International students speak of long commutes, difficult entrance exams back home

Staff Reports Posted 13 October 2015 at 12:00 am

GCC hosts panel of international exchange students

Provided photo – Students at the Oct. 6 panel discussion at GCC in Albion include, front row, from left: Kichan Ahn(South Korea), Gyuho Jung (South Korea), Labonte Valiendia (Haiti), Baohua Wang (China, Lee Jong Hyeon, (South Korea), Ma Xin (China), Bruce Thomas (Jamaica) Yazhou Zhang (China), and director Linda Redfield Shakoor of the World Life Institute. Orleans-Niagara BOCES Adult ESL teachers from World Life Institute Education Center, in back, are Monica Beck and Harris Lieberman.

Jim Simon, dean of the Albion campus center, presents gifts to the students.

ALBION – Genesee Community College’s Albion Campus Center on Oct. 6 hosted a panel discussion of international exchange students led by Linda Redfield Shakoor, director of the World Life Institute.

The event is part of GCC’s Global Education Committee efforts to increase college students and the community on the rich diversity of education across the globe. The eight participating students were from China, South Korea, Haiti and Mexico. Linda led the panel with questions, and then GCC students and faculty were also able to ask questions.

These students are graduate-level students from their respective countries working in the United States and striving to increase their English language skills. Their academic and work-related efforts are focused on agriculture. Each of them is working at Intergrow in Albion and attending night classes administered at the World Life Institute Education Center in Waterport, and taught English by Orleans-Niagara BOCES teachers such as Monica Beck and Harris Lieberman.

The panel topics discussed ranged from the 12-hour school days the students from China and South Korea experienced preparing for their college entrance exams (the rough equivalent of the SAT). In the case of the Chinese students, they shared the striking fact that approximately 9 million Chinese students take the exam and only half of them score high enough to go to college.
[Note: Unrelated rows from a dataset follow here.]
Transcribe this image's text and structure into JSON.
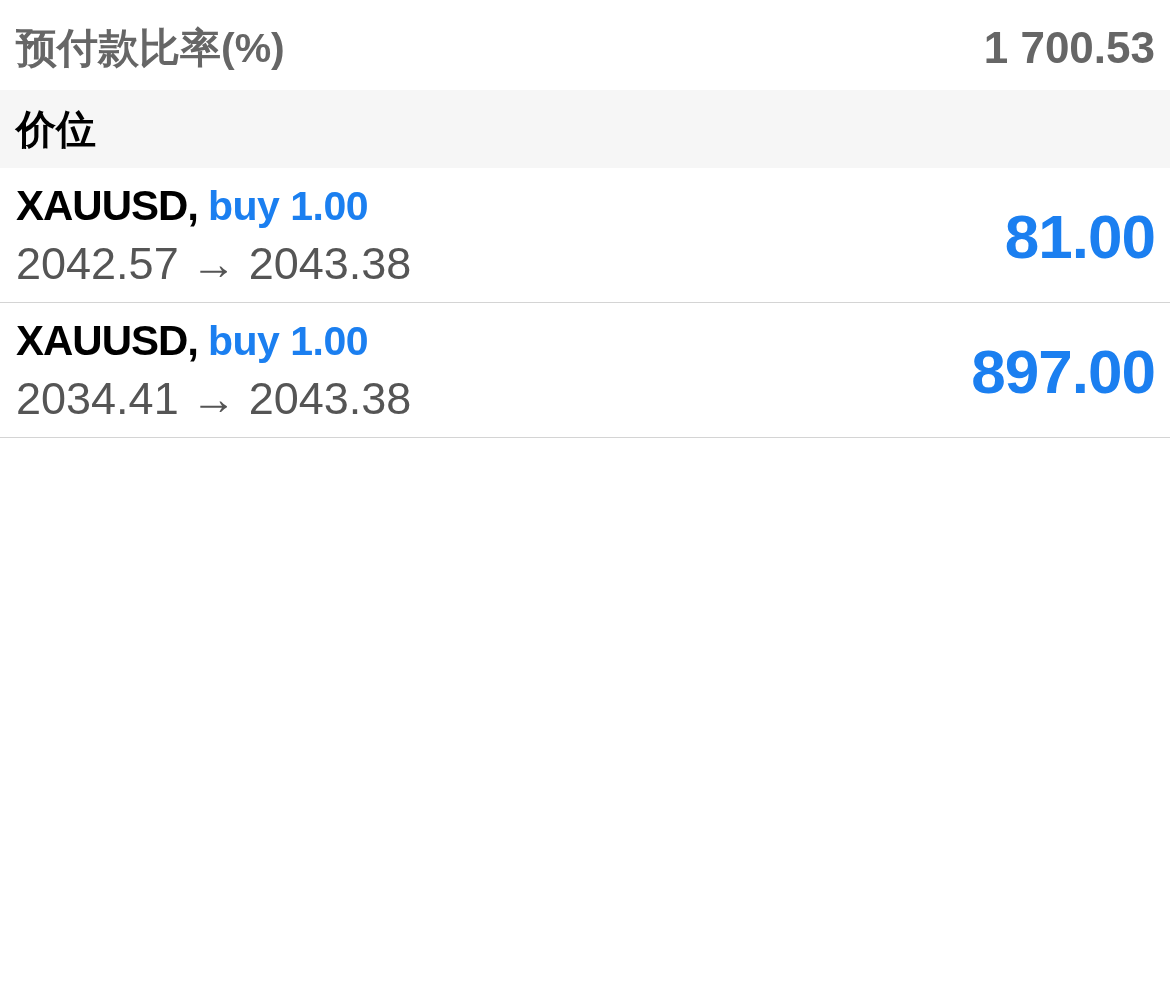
{
  "account_rows": [
    {
      "label": "预付款比率(%)",
      "value": "1 700.53"
    }
  ],
  "sections": [
    {
      "title": "价位",
      "positions": [
        {
          "symbol": "XAUUSD,",
          "order": "buy 1.00",
          "prices": "2042.57 → 2043.38",
          "profit": "81.00"
        },
        {
          "symbol": "XAUUSD,",
          "order": "buy 1.00",
          "prices": "2034.41 → 2043.38",
          "profit": "897.00"
        }
      ]
    }
  ]
}
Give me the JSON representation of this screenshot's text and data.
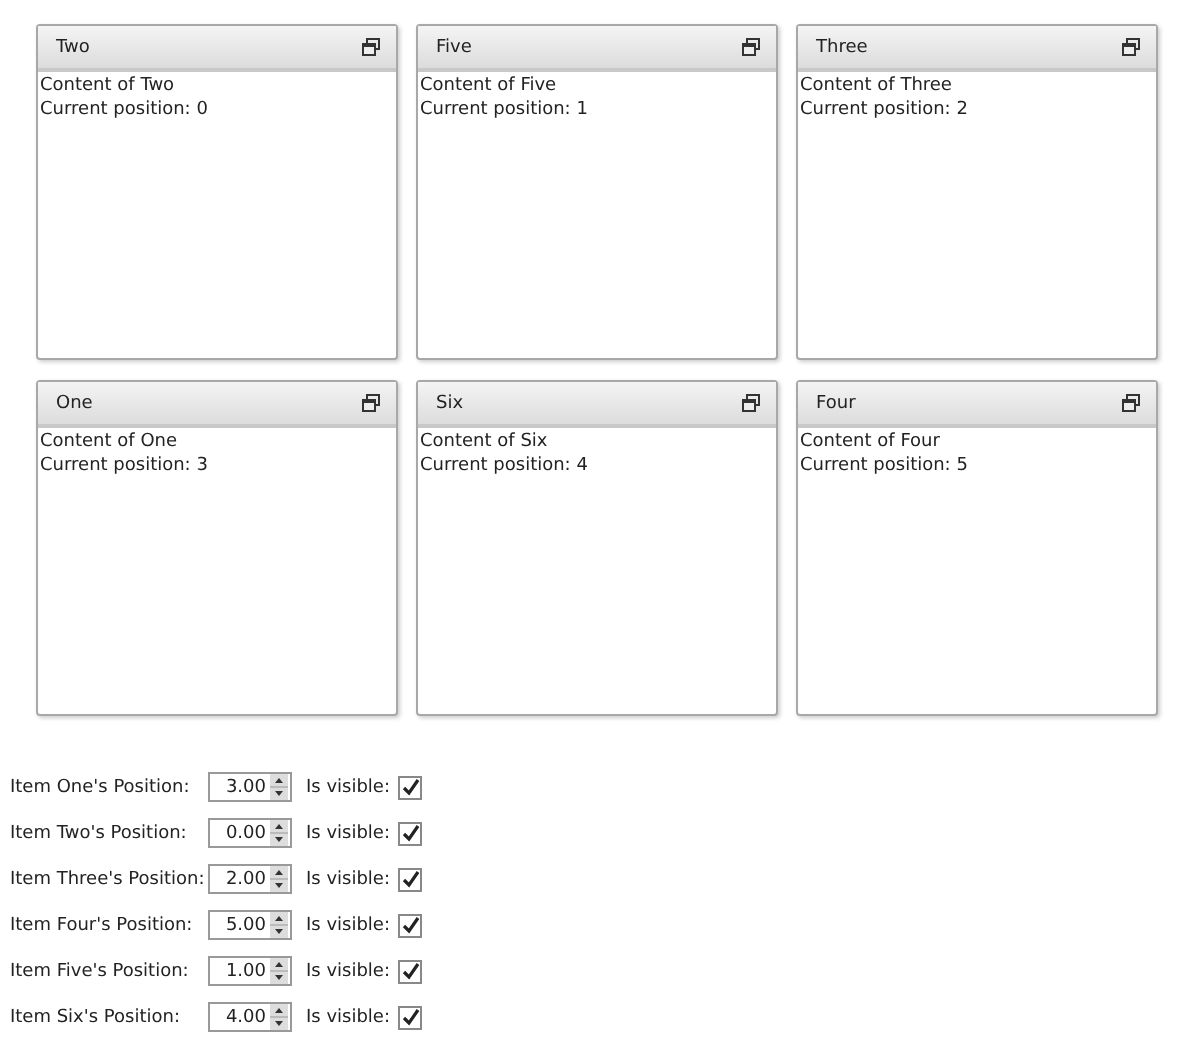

The students also shared how difficult it can be to obtain higher education – either because of devastating earthquakes like what occurred in Haiti a few years ago, or because of the significant distances (sometimes up to 2-hours one way) students in Mexico have to travel to go to school.

The panel discussion was taped and will be part of the featured Global Education Day events scheduled for GCC in Batavia on Thursday, Oct, 22, 12:30 to 2 p.m. in the college forum.